• _TASK TO CARRY OUT_: Which lines have the string "DAILY"? Copy all of them from the entries below.

[Records from a data collection]
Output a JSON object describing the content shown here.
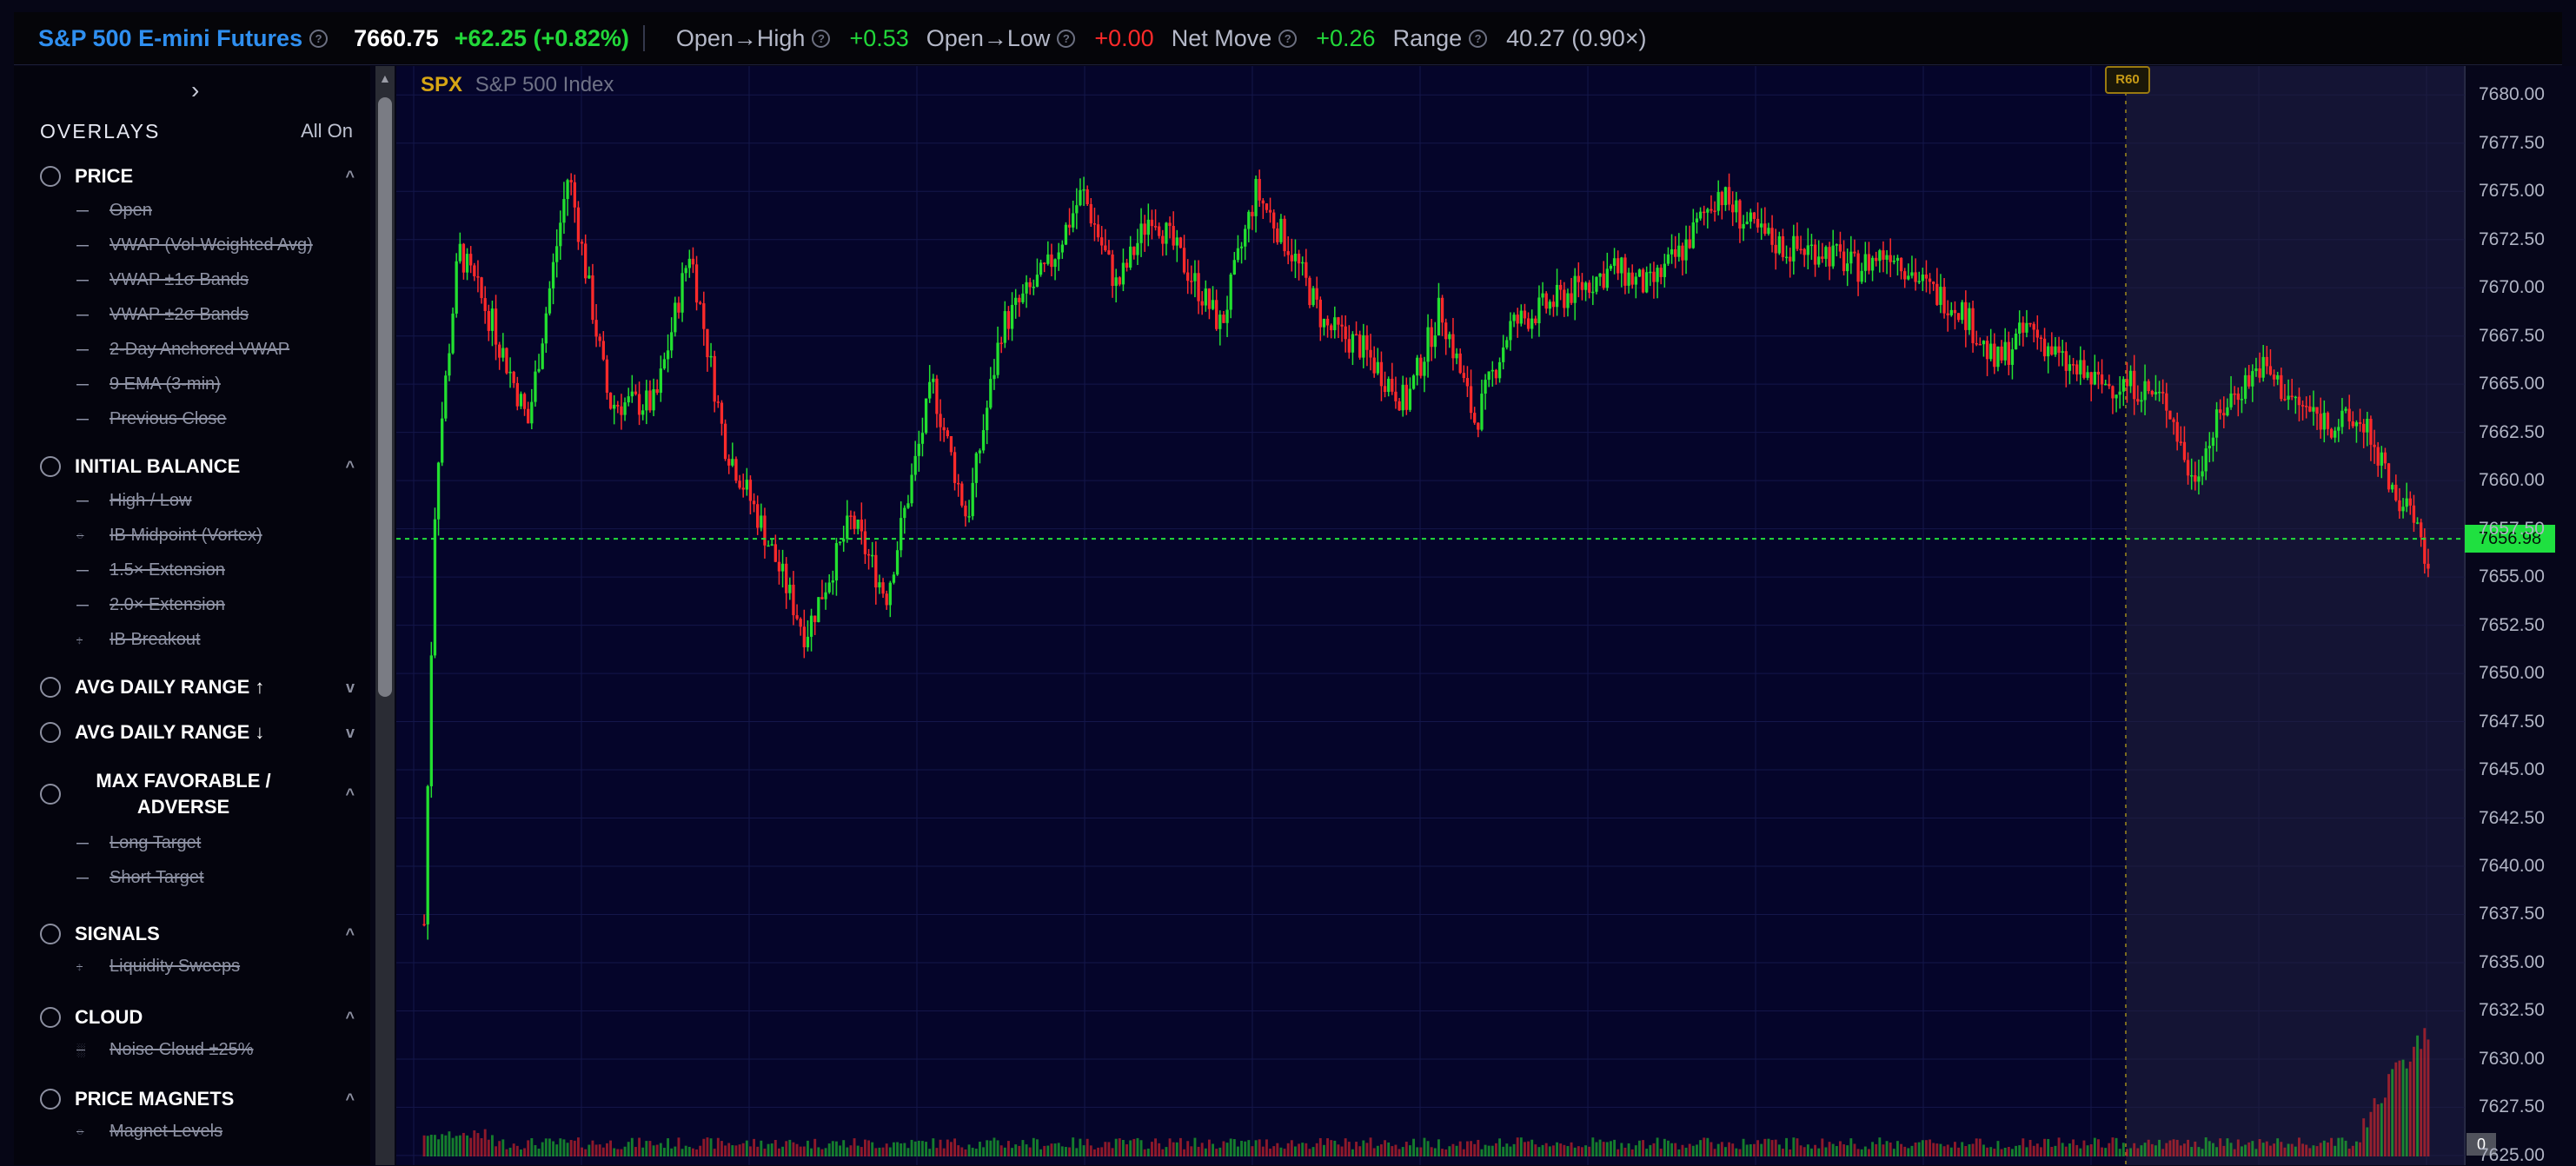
{
  "header": {
    "symbol": "S&P 500 E-mini Futures",
    "price": "7660.75",
    "change": "+62.25 (+0.82%)",
    "open_high_label": "Open→High",
    "open_high_value": "+0.53",
    "open_low_label": "Open→Low",
    "open_low_value": "+0.00",
    "net_move_label": "Net Move",
    "net_move_value": "+0.26",
    "range_label": "Range",
    "range_value": "40.27 (0.90×)",
    "help_glyph": "?"
  },
  "sidebar": {
    "collapse_glyph": "›",
    "title": "OVERLAYS",
    "all_on": "All On",
    "sections": [
      {
        "label": "PRICE",
        "chevron": "^",
        "items": [
          "Open",
          "VWAP (Vol-Weighted Avg)",
          "VWAP ±1σ Bands",
          "VWAP ±2σ Bands",
          "2-Day Anchored VWAP",
          "9 EMA (3-min)",
          "Previous Close"
        ]
      },
      {
        "label": "INITIAL BALANCE",
        "chevron": "^",
        "items": [
          "High / Low",
          "IB Midpoint (Vortex)",
          "1.5× Extension",
          "2.0× Extension",
          "IB Breakout"
        ]
      },
      {
        "label": "AVG DAILY RANGE ↑",
        "chevron": "v",
        "items": []
      },
      {
        "label": "AVG DAILY RANGE ↓",
        "chevron": "v",
        "items": []
      },
      {
        "label": "MAX FAVORABLE / ADVERSE",
        "chevron": "^",
        "items": [
          "Long Target",
          "Short Target"
        ]
      },
      {
        "label": "SIGNALS",
        "chevron": "^",
        "items": [
          "Liquidity Sweeps"
        ]
      },
      {
        "label": "CLOUD",
        "chevron": "^",
        "items": [
          "Noise Cloud ±25%"
        ]
      },
      {
        "label": "PRICE MAGNETS",
        "chevron": "^",
        "items": [
          "Magnet Levels"
        ]
      }
    ]
  },
  "chart": {
    "ticker": "SPX",
    "name": "S&P 500 Index",
    "marker_label": "R60",
    "last_price_tag": "7656.98",
    "volume_badge": "0"
  },
  "colors": {
    "bullish": "#22e030",
    "bearish": "#ff2a2a",
    "symbol": "#2f8ff0",
    "ticker": "#d6a514",
    "last_price_line": "#23e03a"
  },
  "chart_data": {
    "type": "candlestick",
    "title": "",
    "y_ticks": [
      "7680.00",
      "7677.50",
      "7675.00",
      "7672.50",
      "7670.00",
      "7667.50",
      "7665.00",
      "7662.50",
      "7660.00",
      "7657.50",
      "7655.00",
      "7652.50",
      "7650.00",
      "7647.50",
      "7645.00",
      "7642.50",
      "7640.00",
      "7637.50",
      "7635.00",
      "7632.50",
      "7630.00",
      "7627.50",
      "7625.00"
    ],
    "ylim": [
      7624.5,
      7681.5
    ],
    "last_price": 7656.98,
    "price_path_approx": [
      [
        0,
        7637.0
      ],
      [
        2,
        7660.0
      ],
      [
        6,
        7672.0
      ],
      [
        12,
        7668.0
      ],
      [
        18,
        7663.0
      ],
      [
        25,
        7676.0
      ],
      [
        32,
        7664.0
      ],
      [
        40,
        7664.0
      ],
      [
        46,
        7672.0
      ],
      [
        52,
        7662.0
      ],
      [
        58,
        7658.0
      ],
      [
        66,
        7652.0
      ],
      [
        74,
        7658.0
      ],
      [
        80,
        7654.0
      ],
      [
        88,
        7665.0
      ],
      [
        94,
        7658.0
      ],
      [
        100,
        7668.0
      ],
      [
        108,
        7671.0
      ],
      [
        114,
        7675.0
      ],
      [
        120,
        7670.0
      ],
      [
        126,
        7674.0
      ],
      [
        132,
        7671.0
      ],
      [
        138,
        7668.0
      ],
      [
        144,
        7675.0
      ],
      [
        150,
        7672.0
      ],
      [
        156,
        7668.0
      ],
      [
        162,
        7667.0
      ],
      [
        170,
        7664.0
      ],
      [
        176,
        7669.0
      ],
      [
        182,
        7663.0
      ],
      [
        188,
        7668.0
      ],
      [
        194,
        7669.0
      ],
      [
        200,
        7670.0
      ],
      [
        206,
        7671.0
      ],
      [
        212,
        7670.0
      ],
      [
        218,
        7672.0
      ],
      [
        224,
        7675.0
      ],
      [
        230,
        7673.0
      ],
      [
        236,
        7672.0
      ],
      [
        242,
        7672.0
      ],
      [
        248,
        7671.0
      ],
      [
        254,
        7672.0
      ],
      [
        260,
        7670.0
      ],
      [
        266,
        7669.0
      ],
      [
        272,
        7666.0
      ],
      [
        278,
        7668.0
      ],
      [
        284,
        7666.0
      ],
      [
        290,
        7665.0
      ],
      [
        296,
        7665.0
      ],
      [
        302,
        7664.0
      ],
      [
        306,
        7660.0
      ],
      [
        312,
        7664.0
      ],
      [
        318,
        7666.0
      ],
      [
        324,
        7664.0
      ],
      [
        330,
        7663.0
      ],
      [
        336,
        7663.0
      ],
      [
        340,
        7660.0
      ],
      [
        344,
        7658.0
      ],
      [
        347,
        7656.0
      ]
    ],
    "volume_spikes_near_end": true
  }
}
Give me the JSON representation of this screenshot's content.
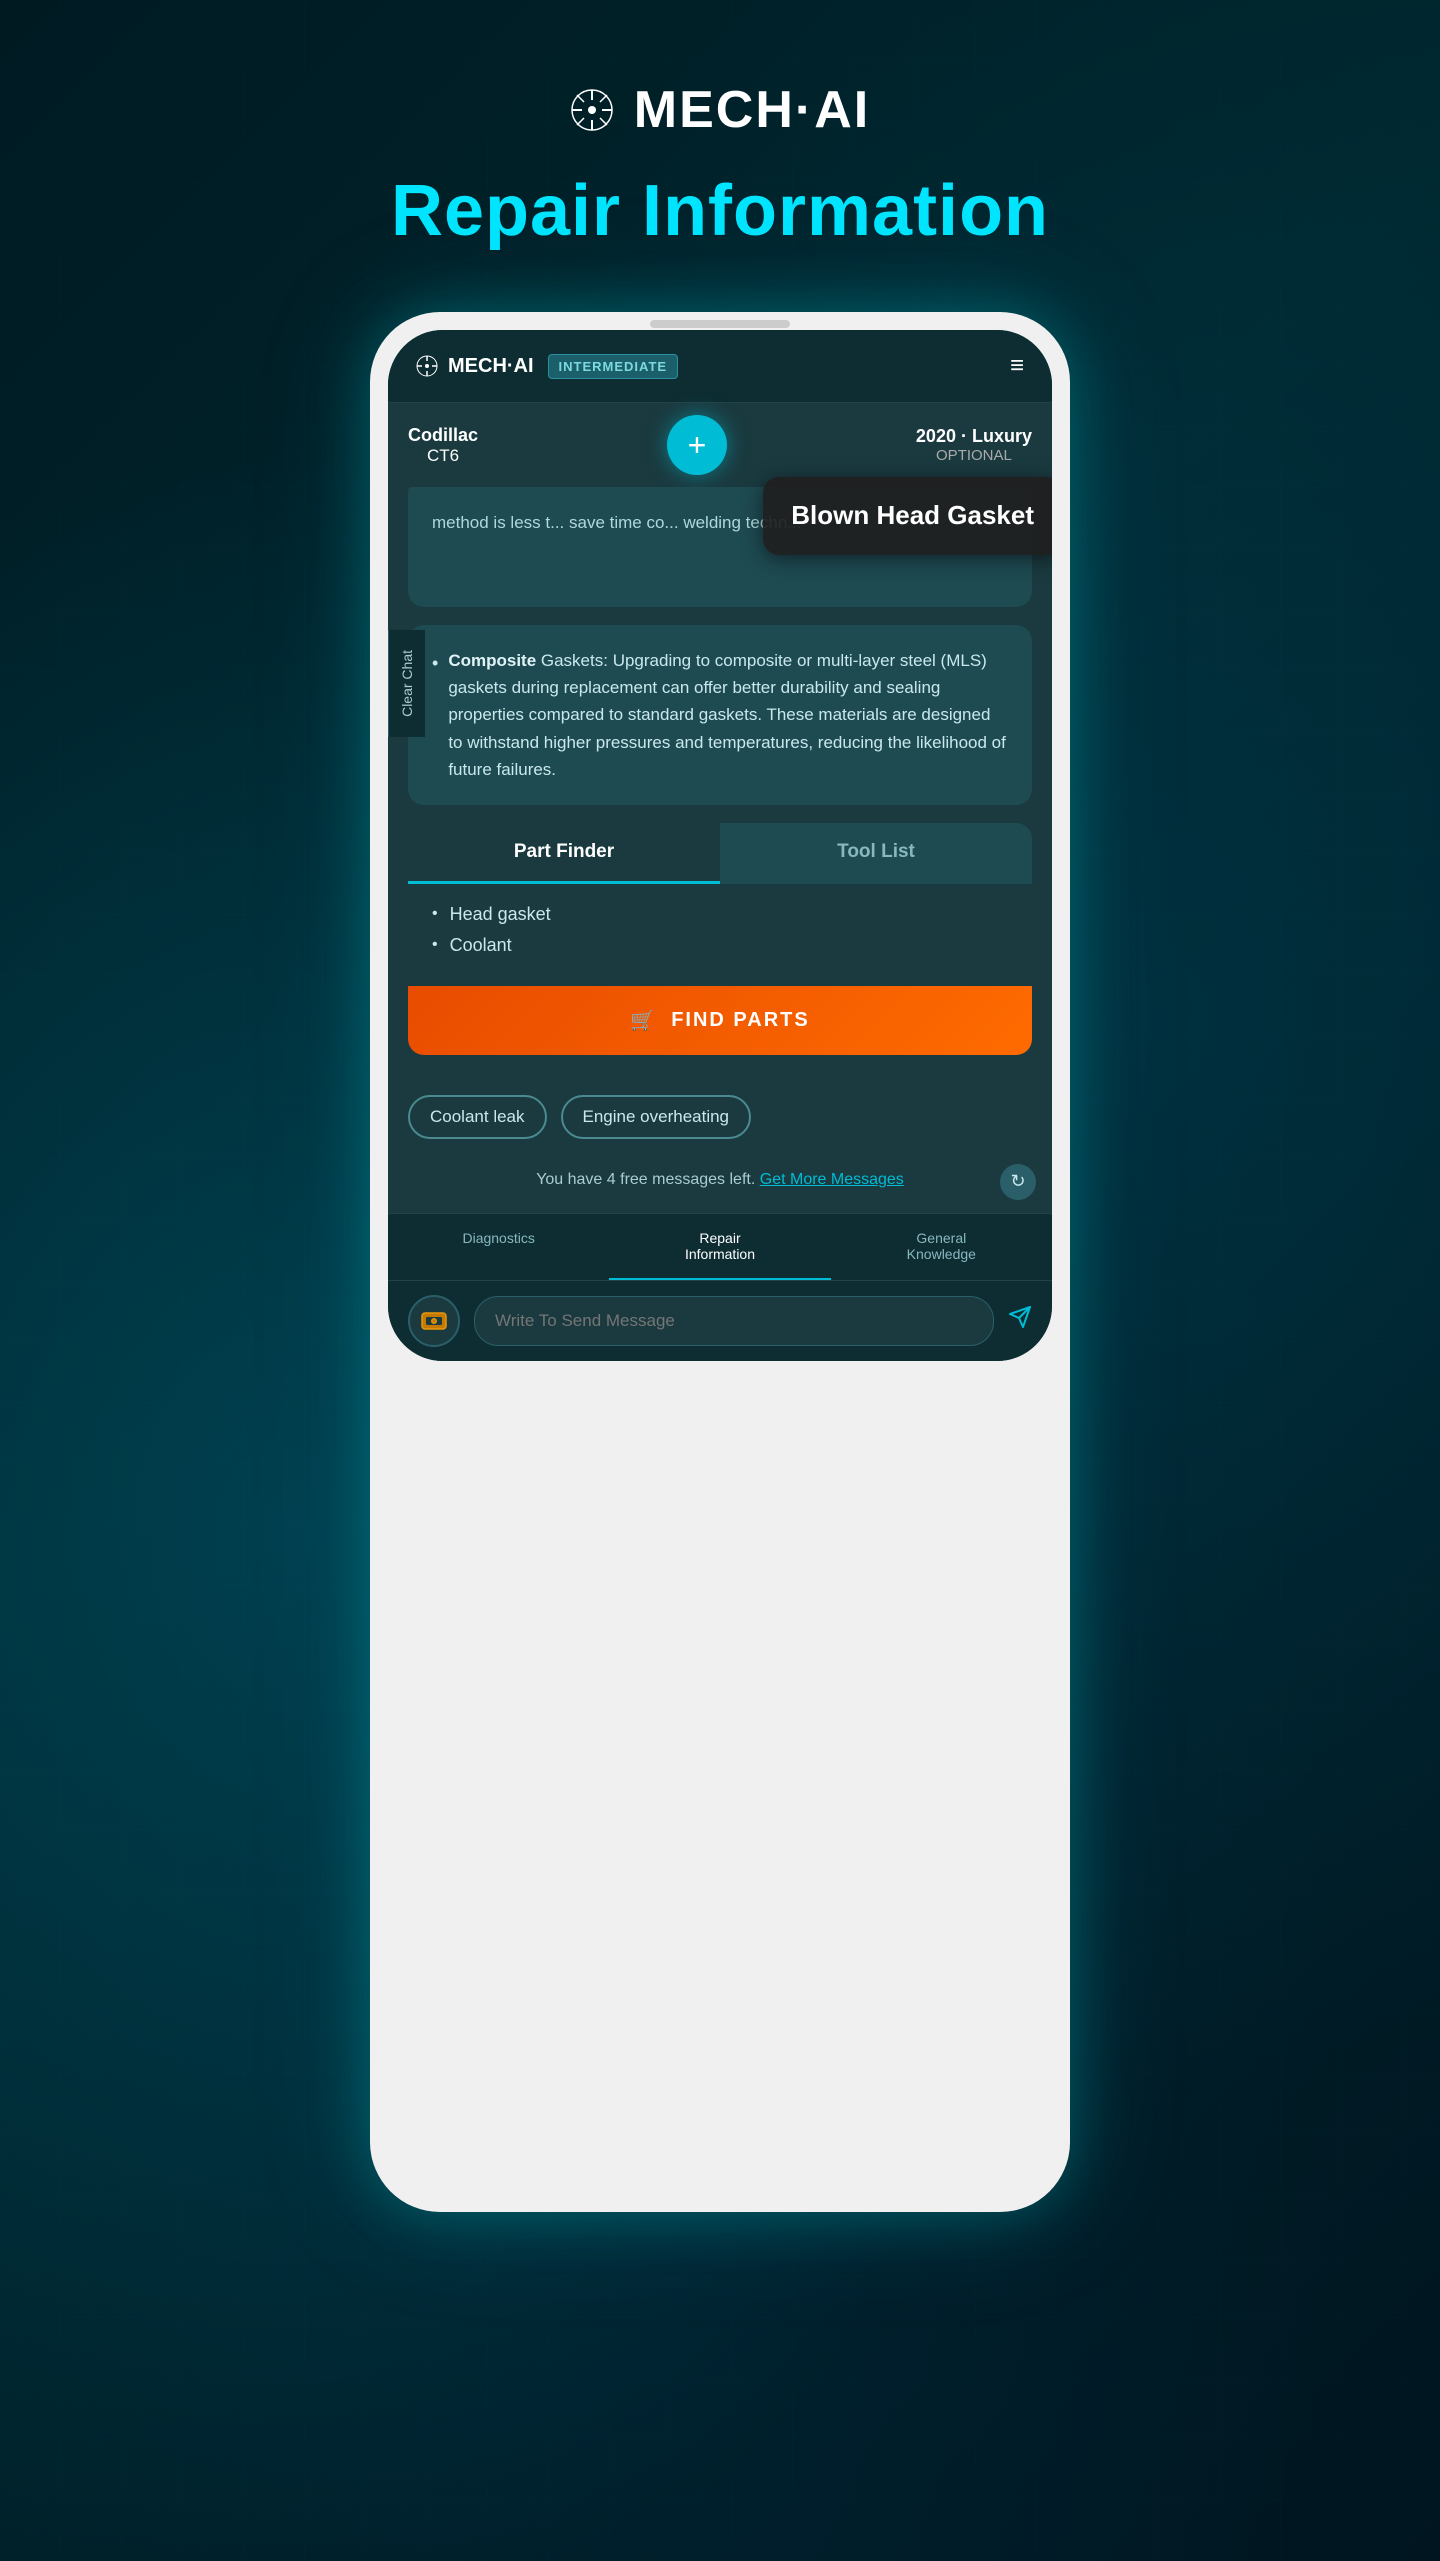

• _ANSWER SECTION_:
        "label": "AVG DAILY RANGE ↑",
        "label": "AVG DAILY RANGE ↓",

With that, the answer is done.